# WHAT YOU NEED TO DO
I need the records below retyped exactly.

# SUPPLIED RECORDS
+ + + + + + +
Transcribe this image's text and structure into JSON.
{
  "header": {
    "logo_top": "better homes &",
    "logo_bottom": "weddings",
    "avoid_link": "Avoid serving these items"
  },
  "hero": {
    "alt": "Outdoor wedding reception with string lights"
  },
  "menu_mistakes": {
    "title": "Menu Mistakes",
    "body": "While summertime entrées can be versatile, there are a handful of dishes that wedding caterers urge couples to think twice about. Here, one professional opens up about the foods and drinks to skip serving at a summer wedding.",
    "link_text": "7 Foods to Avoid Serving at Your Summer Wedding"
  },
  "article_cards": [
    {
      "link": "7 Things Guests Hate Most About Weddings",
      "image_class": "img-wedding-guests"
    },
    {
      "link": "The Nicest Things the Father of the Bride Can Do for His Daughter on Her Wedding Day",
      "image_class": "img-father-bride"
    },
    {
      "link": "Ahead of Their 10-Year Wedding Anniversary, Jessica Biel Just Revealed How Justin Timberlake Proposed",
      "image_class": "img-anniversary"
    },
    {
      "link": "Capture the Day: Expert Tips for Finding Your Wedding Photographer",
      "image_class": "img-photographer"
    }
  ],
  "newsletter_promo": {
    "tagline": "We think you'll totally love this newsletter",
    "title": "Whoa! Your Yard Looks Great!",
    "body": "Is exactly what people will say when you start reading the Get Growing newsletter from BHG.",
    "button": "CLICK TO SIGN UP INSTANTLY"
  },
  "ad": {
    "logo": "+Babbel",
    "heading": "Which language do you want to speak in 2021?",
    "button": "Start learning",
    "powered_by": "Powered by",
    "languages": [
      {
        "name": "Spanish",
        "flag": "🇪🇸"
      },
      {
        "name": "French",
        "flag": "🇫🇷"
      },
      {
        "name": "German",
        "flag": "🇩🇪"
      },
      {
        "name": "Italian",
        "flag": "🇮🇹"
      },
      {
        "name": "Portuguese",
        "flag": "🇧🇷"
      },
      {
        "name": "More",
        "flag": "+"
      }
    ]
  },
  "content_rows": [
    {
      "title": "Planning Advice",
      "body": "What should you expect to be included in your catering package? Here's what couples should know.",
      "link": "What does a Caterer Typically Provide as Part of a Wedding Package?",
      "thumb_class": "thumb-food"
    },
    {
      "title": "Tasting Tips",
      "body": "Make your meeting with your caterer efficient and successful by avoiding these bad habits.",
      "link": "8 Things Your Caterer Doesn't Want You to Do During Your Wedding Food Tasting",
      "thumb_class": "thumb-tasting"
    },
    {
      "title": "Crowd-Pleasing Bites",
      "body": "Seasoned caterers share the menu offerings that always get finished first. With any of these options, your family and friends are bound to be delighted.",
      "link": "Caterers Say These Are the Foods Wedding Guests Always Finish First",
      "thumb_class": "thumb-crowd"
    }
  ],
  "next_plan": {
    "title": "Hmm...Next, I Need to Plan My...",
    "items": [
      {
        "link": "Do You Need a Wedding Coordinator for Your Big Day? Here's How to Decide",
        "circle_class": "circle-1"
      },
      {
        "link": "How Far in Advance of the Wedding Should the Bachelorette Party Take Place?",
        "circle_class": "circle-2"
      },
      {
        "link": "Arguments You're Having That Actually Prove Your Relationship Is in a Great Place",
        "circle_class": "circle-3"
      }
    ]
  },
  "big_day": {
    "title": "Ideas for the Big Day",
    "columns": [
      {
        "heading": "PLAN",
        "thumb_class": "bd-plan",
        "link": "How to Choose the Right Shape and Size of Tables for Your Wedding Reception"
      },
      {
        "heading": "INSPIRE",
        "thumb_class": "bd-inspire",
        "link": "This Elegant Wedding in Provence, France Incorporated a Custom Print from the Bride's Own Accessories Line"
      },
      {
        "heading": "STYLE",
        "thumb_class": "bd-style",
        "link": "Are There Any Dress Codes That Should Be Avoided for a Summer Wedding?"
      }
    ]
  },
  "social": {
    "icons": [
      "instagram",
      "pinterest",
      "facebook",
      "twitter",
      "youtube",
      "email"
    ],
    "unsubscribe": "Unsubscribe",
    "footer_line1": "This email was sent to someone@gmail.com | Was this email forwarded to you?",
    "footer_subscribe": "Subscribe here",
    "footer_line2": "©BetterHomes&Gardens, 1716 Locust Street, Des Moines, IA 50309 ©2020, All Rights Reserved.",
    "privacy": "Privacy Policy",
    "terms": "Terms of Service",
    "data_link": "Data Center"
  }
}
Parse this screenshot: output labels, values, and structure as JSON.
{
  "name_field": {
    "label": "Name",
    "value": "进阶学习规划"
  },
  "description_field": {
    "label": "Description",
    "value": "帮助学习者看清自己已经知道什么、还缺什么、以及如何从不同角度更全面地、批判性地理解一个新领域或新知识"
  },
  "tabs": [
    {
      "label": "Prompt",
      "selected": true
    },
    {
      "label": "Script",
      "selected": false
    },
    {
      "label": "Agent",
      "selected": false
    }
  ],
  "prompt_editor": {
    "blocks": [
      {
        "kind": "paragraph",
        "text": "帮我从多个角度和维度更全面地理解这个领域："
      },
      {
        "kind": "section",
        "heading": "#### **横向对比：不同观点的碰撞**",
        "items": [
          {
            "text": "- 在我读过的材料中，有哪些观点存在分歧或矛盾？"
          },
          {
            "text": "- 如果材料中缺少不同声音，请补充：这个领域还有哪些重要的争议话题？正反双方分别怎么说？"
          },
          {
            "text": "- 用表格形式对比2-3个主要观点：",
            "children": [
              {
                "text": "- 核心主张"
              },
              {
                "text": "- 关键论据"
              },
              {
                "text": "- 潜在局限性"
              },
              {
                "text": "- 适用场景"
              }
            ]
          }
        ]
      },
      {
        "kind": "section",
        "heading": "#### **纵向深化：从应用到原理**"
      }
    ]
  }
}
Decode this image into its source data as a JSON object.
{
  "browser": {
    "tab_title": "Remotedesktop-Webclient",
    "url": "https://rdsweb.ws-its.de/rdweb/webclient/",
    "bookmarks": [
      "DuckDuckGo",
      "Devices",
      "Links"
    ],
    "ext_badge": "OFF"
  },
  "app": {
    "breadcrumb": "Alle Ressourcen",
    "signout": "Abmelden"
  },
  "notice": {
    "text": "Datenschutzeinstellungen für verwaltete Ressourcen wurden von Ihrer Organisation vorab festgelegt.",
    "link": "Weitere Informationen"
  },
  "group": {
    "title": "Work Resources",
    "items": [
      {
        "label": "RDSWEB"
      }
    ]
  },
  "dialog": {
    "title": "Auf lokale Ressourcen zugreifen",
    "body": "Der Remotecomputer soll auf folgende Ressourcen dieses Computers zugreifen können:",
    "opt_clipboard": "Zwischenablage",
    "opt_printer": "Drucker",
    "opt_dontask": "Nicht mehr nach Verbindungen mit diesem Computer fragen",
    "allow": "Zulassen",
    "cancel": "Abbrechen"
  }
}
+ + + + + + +
# RESPONSE TO THIS TASK
Transcribe this image's text and structure into JSON.
{
  "header": {
    "logo_top": "better homes &",
    "logo_bottom": "weddings",
    "avoid_link": "Avoid serving these items"
  },
  "hero": {
    "alt": "Outdoor wedding reception with string lights"
  },
  "menu_mistakes": {
    "title": "Menu Mistakes",
    "body": "While summertime entrées can be versatile, there are a handful of dishes that wedding caterers urge couples to think twice about. Here, one professional opens up about the foods and drinks to skip serving at a summer wedding.",
    "link_text": "7 Foods to Avoid Serving at Your Summer Wedding"
  },
  "article_cards": [
    {
      "link": "7 Things Guests Hate Most About Weddings",
      "image_class": "img-wedding-guests"
    },
    {
      "link": "The Nicest Things the Father of the Bride Can Do for His Daughter on Her Wedding Day",
      "image_class": "img-father-bride"
    },
    {
      "link": "Ahead of Their 10-Year Wedding Anniversary, Jessica Biel Just Revealed How Justin Timberlake Proposed",
      "image_class": "img-anniversary"
    },
    {
      "link": "Capture the Day: Expert Tips for Finding Your Wedding Photographer",
      "image_class": "img-photographer"
    }
  ],
  "newsletter_promo": {
    "tagline": "We think you'll totally love this newsletter",
    "title": "Whoa! Your Yard Looks Great!",
    "body": "Is exactly what people will say when you start reading the Get Growing newsletter from BHG.",
    "button": "CLICK TO SIGN UP INSTANTLY"
  },
  "ad": {
    "logo": "+Babbel",
    "heading": "Which language do you want to speak in 2021?",
    "button": "Start learning",
    "powered_by": "Powered by",
    "languages": [
      {
        "name": "Spanish",
        "flag": "🇪🇸"
      },
      {
        "name": "French",
        "flag": "🇫🇷"
      },
      {
        "name": "German",
        "flag": "🇩🇪"
      },
      {
        "name": "Italian",
        "flag": "🇮🇹"
      },
      {
        "name": "Portuguese",
        "flag": "🇧🇷"
      },
      {
        "name": "More",
        "flag": "+"
      }
    ]
  },
  "content_rows": [
    {
      "title": "Planning Advice",
      "body": "What should you expect to be included in your catering package? Here's what couples should know.",
      "link": "What does a Caterer Typically Provide as Part of a Wedding Package?",
      "thumb_class": "thumb-food"
    },
    {
      "title": "Tasting Tips",
      "body": "Make your meeting with your caterer efficient and successful by avoiding these bad habits.",
      "link": "8 Things Your Caterer Doesn't Want You to Do During Your Wedding Food Tasting",
      "thumb_class": "thumb-tasting"
    },
    {
      "title": "Crowd-Pleasing Bites",
      "body": "Seasoned caterers share the menu offerings that always get finished first. With any of these options, your family and friends are bound to be delighted.",
      "link": "Caterers Say These Are the Foods Wedding Guests Always Finish First",
      "thumb_class": "thumb-crowd"
    }
  ],
  "next_plan": {
    "title": "Hmm...Next, I Need to Plan My...",
    "items": [
      {
        "link": "Do You Need a Wedding Coordinator for Your Big Day? Here's How to Decide",
        "circle_class": "circle-1"
      },
      {
        "link": "How Far in Advance of the Wedding Should the Bachelorette Party Take Place?",
        "circle_class": "circle-2"
      },
      {
        "link": "Arguments You're Having That Actually Prove Your Relationship Is in a Great Place",
        "circle_class": "circle-3"
      }
    ]
  },
  "big_day": {
    "title": "Ideas for the Big Day",
    "columns": [
      {
        "heading": "PLAN",
        "thumb_class": "bd-plan",
        "link": "How to Choose the Right Shape and Size of Tables for Your Wedding Reception"
      },
      {
        "heading": "INSPIRE",
        "thumb_class": "bd-inspire",
        "link": "This Elegant Wedding in Provence, France Incorporated a Custom Print from the Bride's Own Accessories Line"
      },
      {
        "heading": "STYLE",
        "thumb_class": "bd-style",
        "link": "Are There Any Dress Codes That Should Be Avoided for a Summer Wedding?"
      }
    ]
  },
  "social": {
    "icons": [
      "instagram",
      "pinterest",
      "facebook",
      "twitter",
      "youtube",
      "email"
    ],
    "unsubscribe": "Unsubscribe",
    "footer_line1": "This email was sent to someone@gmail.com | Was this email forwarded to you?",
    "footer_subscribe": "Subscribe here",
    "footer_line2": "©BetterHomes&Gardens, 1716 Locust Street, Des Moines, IA 50309 ©2020, All Rights Reserved.",
    "privacy": "Privacy Policy",
    "terms": "Terms of Service",
    "data_link": "Data Center"
  }
}
Parse this screenshot: output labels, values, and structure as JSON.
{
  "name_field": {
    "label": "Name",
    "value": "进阶学习规划"
  },
  "description_field": {
    "label": "Description",
    "value": "帮助学习者看清自己已经知道什么、还缺什么、以及如何从不同角度更全面地、批判性地理解一个新领域或新知识"
  },
  "tabs": [
    {
      "label": "Prompt",
      "selected": true
    },
    {
      "label": "Script",
      "selected": false
    },
    {
      "label": "Agent",
      "selected": false
    }
  ],
  "prompt_editor": {
    "blocks": [
      {
        "kind": "paragraph",
        "text": "帮我从多个角度和维度更全面地理解这个领域："
      },
      {
        "kind": "section",
        "heading": "#### **横向对比：不同观点的碰撞**",
        "items": [
          {
            "text": "- 在我读过的材料中，有哪些观点存在分歧或矛盾？"
          },
          {
            "text": "- 如果材料中缺少不同声音，请补充：这个领域还有哪些重要的争议话题？正反双方分别怎么说？"
          },
          {
            "text": "- 用表格形式对比2-3个主要观点：",
            "children": [
              {
                "text": "- 核心主张"
              },
              {
                "text": "- 关键论据"
              },
              {
                "text": "- 潜在局限性"
              },
              {
                "text": "- 适用场景"
              }
            ]
          }
        ]
      },
      {
        "kind": "section",
        "heading": "#### **纵向深化：从应用到原理**"
      }
    ]
  }
}
Decode this image into its source data as a JSON object.
{
  "browser": {
    "tab_title": "Remotedesktop-Webclient",
    "url": "https://rdsweb.ws-its.de/rdweb/webclient/",
    "bookmarks": [
      "DuckDuckGo",
      "Devices",
      "Links"
    ],
    "ext_badge": "OFF"
  },
  "app": {
    "breadcrumb": "Alle Ressourcen",
    "signout": "Abmelden"
  },
  "notice": {
    "text": "Datenschutzeinstellungen für verwaltete Ressourcen wurden von Ihrer Organisation vorab festgelegt.",
    "link": "Weitere Informationen"
  },
  "group": {
    "title": "Work Resources",
    "items": [
      {
        "label": "RDSWEB"
      }
    ]
  },
  "dialog": {
    "title": "Auf lokale Ressourcen zugreifen",
    "body": "Der Remotecomputer soll auf folgende Ressourcen dieses Computers zugreifen können:",
    "opt_clipboard": "Zwischenablage",
    "opt_printer": "Drucker",
    "opt_dontask": "Nicht mehr nach Verbindungen mit diesem Computer fragen",
    "allow": "Zulassen",
    "cancel": "Abbrechen"
  }
}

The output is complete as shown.